According to a study published earlier this year and co-authored by Dr. Christopher Ahmad, professor of orthopedic surgery at the Columbia University Medical Center and head team physician for the New York Yankees, 46% of youth baseball players report being encouraged, at least once, to keep playing despite feeling arm pain.
“It’s quite common for trans people to wonder, Will anyone love me?” says Walter Bockting, a psychiatrist and co-director of the LGBT Health Initiative at Columbia University.
For one thing, the Systolic Blood Pressure Intervention Trial (SPRINT) examined patients who had a higher-than-normal risk of heart or kidney disease.
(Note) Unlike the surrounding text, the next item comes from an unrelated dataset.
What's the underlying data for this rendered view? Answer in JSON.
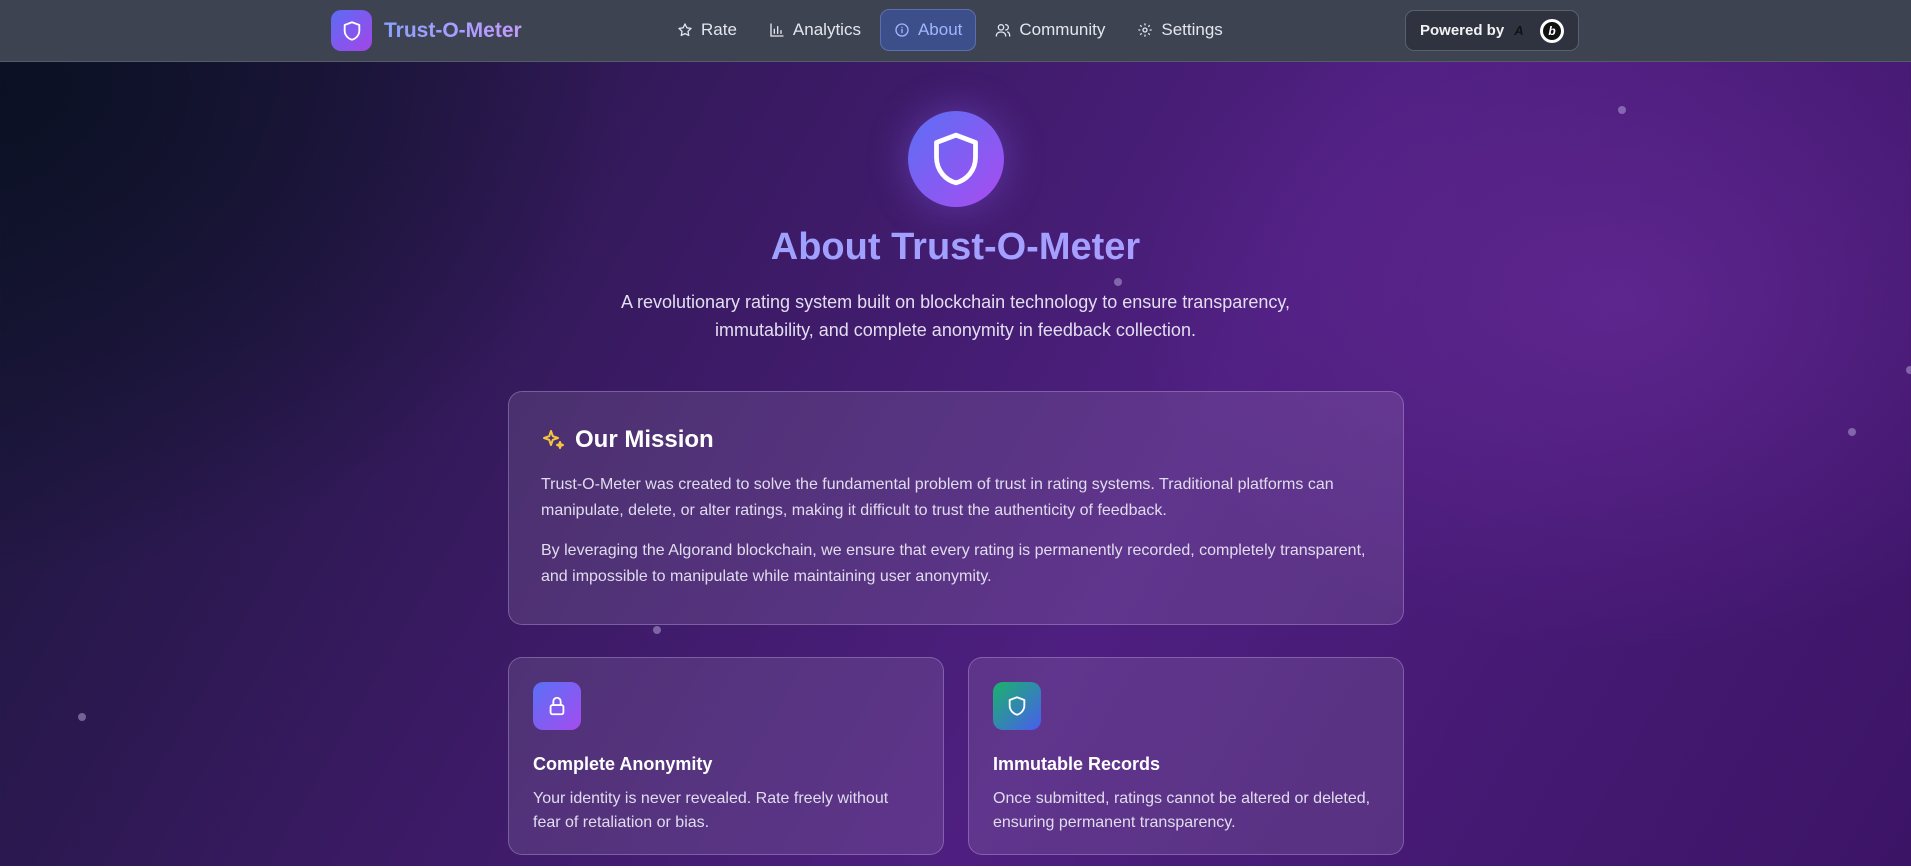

It enrolled adults over 50 with systolic blood pressures of 130 to 180 and some history of cardiovascular disease, said Natalie Bello, an assistant professor of medicine at Columbia University Medical Center, one of the 100 sites where patients were recruited.
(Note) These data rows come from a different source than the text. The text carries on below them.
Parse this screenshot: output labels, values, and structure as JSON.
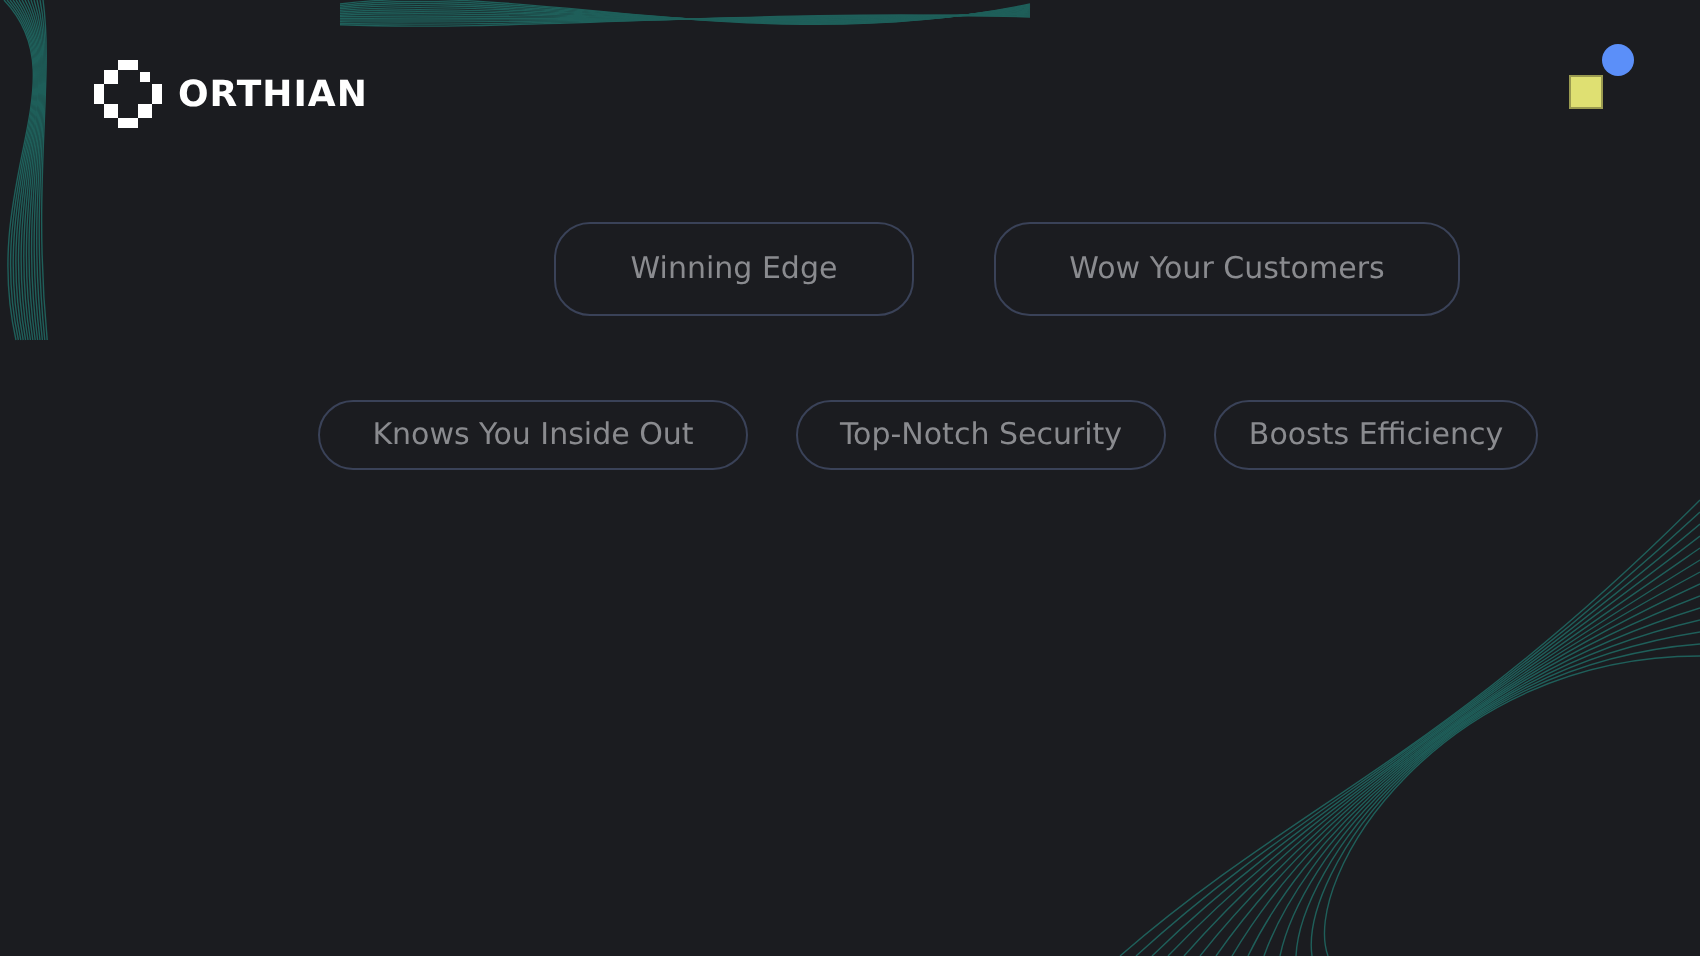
{
  "brand": {
    "name": "ORTHIAN"
  },
  "tags": [
    [
      {
        "label": "Winning Edge"
      },
      {
        "label": "Wow Your Customers"
      }
    ],
    [
      {
        "label": "Knows You Inside Out"
      },
      {
        "label": "Top-Notch Security"
      },
      {
        "label": "Boosts Efficiency"
      }
    ]
  ]
}
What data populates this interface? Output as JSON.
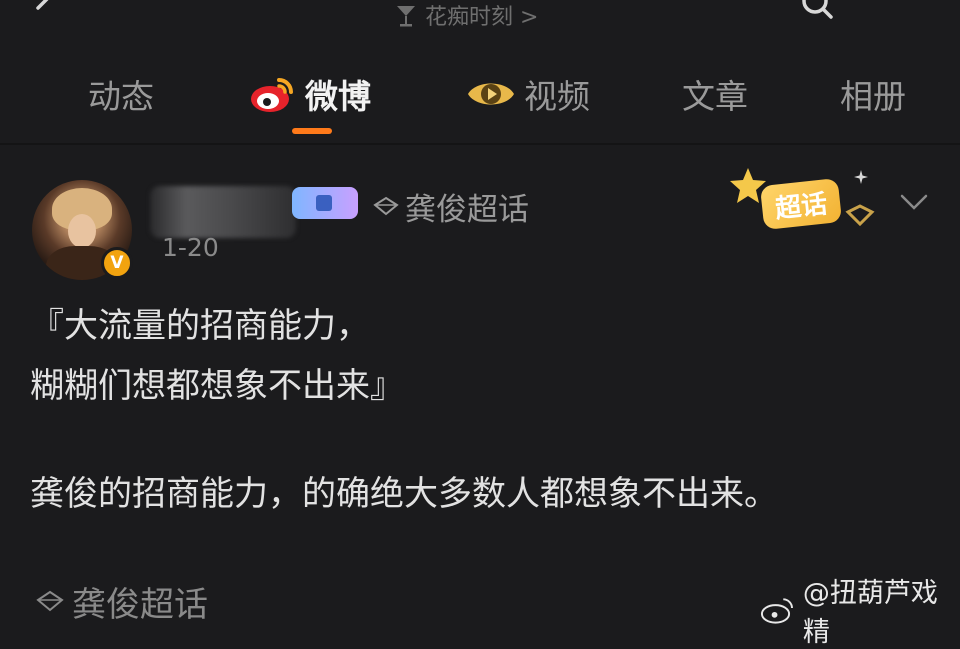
{
  "header": {
    "title": "花痴时刻 >"
  },
  "tabs": [
    {
      "label": "动态",
      "icon": null
    },
    {
      "label": "微博",
      "icon": "weibo-icon"
    },
    {
      "label": "视频",
      "icon": "video-icon"
    },
    {
      "label": "文章",
      "icon": null
    },
    {
      "label": "相册",
      "icon": null
    }
  ],
  "active_tab": "微博",
  "post": {
    "topic": "龚俊超话",
    "time": "1-20",
    "badge_label": "超话",
    "lines": [
      "『大流量的招商能力，",
      "糊糊们想都想象不出来』",
      "龚俊的招商能力，的确绝大多数人都想象不出来。"
    ],
    "footer_topic": "龚俊超话"
  },
  "watermark": "@扭葫芦戏精",
  "colors": {
    "accent": "#ff7a1a",
    "background": "#1b1b1d",
    "verified": "#f2a30f",
    "badge": "#f2b233"
  }
}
Columbia University Medical Center’s Departments of Pathology & Cell Biology and Systems Biology will collaborate with IBM to test using IBM Watson to help oncologists in the Columbia Herbert Irving Comprehensive Cancer Center translate DNA insights into personalized treatment options for patients.
“We designed the experiments to tell if the cell is up regulating its own production of tau, as a result of being in the same environment of the cells making human tao,” Karen Duff, a professor at Columbia University and lead author of the paper told Time. “And we came to the conclusion that the tau was spreading. We suspect that the original cell dies and the tau is picked up by neighboring cells.”
Of course, the devil’s in the details. Although the field of organoid research is maturing rapidly (see “2013’s Big Advances in Science,” The Scientist, December 24, 2013), with some organoids already moving into clinical studies to test drug efficacy, culture methods are still in their infancy, says Michael Shen, professor of medicine and of genetics and development at Columbia University in New York City.
Vision researchers at Columbia University Medical Center have discovered a gene that increases the risk for myopia in people who spending a lot of time in childhood reading or doing other close visual work.
“We live in an era of ‘Big Data,’ where there’s this idea that if you just crank through thousands of data points and use sophisticated statistics, you’ll learn the truth about something,” said Dr. Scott Small, a neurologist at Columbia University Medical Center. “And he showed the more old-fashioned, time-honored and more enduring approach: if you take a single data point, a single patient and investigate them and characterize them clearly and carefully, it could really provide deep insight into neurological conditions and the brain.”